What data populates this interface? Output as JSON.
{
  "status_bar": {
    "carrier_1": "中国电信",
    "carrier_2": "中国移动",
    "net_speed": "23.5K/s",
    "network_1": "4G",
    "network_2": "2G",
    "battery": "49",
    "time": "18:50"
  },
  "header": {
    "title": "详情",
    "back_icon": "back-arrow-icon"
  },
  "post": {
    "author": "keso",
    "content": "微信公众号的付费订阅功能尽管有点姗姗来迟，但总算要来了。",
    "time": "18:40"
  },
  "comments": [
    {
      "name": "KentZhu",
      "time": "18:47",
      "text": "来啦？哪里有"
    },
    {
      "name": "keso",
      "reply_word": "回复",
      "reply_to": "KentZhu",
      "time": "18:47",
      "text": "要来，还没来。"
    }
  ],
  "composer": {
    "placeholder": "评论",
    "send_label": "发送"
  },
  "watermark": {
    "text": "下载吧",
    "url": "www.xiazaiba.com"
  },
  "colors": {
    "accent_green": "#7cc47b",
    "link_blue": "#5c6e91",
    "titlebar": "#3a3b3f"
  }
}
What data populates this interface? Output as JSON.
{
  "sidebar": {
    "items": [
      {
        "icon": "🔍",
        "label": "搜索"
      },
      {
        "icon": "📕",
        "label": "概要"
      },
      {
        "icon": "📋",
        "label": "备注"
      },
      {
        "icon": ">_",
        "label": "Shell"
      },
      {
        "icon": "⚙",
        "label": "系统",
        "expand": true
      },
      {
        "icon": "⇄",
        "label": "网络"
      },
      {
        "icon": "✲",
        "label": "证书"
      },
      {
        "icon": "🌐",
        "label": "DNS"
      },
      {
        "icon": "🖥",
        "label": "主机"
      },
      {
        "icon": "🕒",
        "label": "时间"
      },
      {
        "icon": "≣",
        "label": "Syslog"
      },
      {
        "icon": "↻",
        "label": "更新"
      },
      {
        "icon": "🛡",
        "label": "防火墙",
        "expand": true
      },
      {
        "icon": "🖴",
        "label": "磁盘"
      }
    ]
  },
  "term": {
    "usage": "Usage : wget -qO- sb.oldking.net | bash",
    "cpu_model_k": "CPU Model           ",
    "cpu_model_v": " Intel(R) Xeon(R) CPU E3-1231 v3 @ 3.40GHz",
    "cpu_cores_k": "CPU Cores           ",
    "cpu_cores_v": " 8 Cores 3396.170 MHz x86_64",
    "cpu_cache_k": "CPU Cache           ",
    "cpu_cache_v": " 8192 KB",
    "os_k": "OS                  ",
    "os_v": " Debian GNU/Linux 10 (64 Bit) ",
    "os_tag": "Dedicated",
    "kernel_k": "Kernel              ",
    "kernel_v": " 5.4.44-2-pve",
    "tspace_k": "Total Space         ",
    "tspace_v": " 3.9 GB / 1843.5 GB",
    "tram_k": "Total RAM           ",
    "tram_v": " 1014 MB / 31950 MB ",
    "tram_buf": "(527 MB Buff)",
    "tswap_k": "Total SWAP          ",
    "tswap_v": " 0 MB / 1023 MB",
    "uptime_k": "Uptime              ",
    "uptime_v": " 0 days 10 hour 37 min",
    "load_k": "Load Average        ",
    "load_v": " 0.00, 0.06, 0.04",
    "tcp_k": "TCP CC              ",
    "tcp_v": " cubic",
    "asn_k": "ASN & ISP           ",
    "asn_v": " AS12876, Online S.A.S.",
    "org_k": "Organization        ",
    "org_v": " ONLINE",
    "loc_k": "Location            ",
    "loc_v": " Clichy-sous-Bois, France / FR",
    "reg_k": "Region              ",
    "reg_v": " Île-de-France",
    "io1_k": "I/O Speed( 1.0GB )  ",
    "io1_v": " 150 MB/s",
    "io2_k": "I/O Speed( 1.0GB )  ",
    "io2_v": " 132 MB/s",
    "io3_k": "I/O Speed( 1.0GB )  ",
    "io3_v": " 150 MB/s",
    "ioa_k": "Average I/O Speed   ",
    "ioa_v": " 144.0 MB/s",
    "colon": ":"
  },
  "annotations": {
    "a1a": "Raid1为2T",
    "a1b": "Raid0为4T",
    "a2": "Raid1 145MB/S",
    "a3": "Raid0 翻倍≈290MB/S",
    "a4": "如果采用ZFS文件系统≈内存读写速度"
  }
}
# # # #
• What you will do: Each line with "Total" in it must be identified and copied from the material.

• Exercise output:
    "tspace_k": "Total Space         ",
    "tram_k": "Total RAM           ",
    "tswap_k": "Total SWAP          ",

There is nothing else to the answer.